[TASK] For every line in the records below that holds "name", make a copy.

[EXTRACTED INFORMATION]

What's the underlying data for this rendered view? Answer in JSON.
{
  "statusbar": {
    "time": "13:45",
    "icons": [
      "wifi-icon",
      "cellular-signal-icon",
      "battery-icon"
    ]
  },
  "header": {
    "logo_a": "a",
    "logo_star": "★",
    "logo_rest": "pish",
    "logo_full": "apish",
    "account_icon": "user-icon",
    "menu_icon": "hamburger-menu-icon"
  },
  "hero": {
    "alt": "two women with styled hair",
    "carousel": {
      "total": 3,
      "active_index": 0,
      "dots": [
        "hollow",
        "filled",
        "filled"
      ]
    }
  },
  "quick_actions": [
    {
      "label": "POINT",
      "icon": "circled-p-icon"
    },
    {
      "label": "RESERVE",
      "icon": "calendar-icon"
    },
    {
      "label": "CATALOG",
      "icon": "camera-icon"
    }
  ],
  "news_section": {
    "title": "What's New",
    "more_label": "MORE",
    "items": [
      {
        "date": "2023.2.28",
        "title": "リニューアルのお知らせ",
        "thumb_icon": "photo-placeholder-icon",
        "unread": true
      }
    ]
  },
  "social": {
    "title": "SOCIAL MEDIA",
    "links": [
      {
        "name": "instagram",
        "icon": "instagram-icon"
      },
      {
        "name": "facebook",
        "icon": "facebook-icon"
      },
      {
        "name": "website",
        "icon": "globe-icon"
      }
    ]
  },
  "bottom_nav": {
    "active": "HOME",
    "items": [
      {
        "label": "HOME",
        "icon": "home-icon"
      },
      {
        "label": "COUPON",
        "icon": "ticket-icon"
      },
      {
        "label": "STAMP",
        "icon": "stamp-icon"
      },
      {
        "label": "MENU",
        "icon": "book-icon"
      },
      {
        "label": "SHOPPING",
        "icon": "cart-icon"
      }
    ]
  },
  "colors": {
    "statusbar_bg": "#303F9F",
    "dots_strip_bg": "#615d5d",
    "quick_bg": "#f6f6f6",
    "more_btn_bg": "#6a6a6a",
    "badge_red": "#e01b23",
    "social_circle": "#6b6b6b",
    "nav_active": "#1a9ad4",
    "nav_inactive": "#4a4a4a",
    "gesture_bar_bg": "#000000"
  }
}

[ANSWER TO THIS PROBLEM]
        "name": "instagram",
        "name": "facebook",
        "name": "website",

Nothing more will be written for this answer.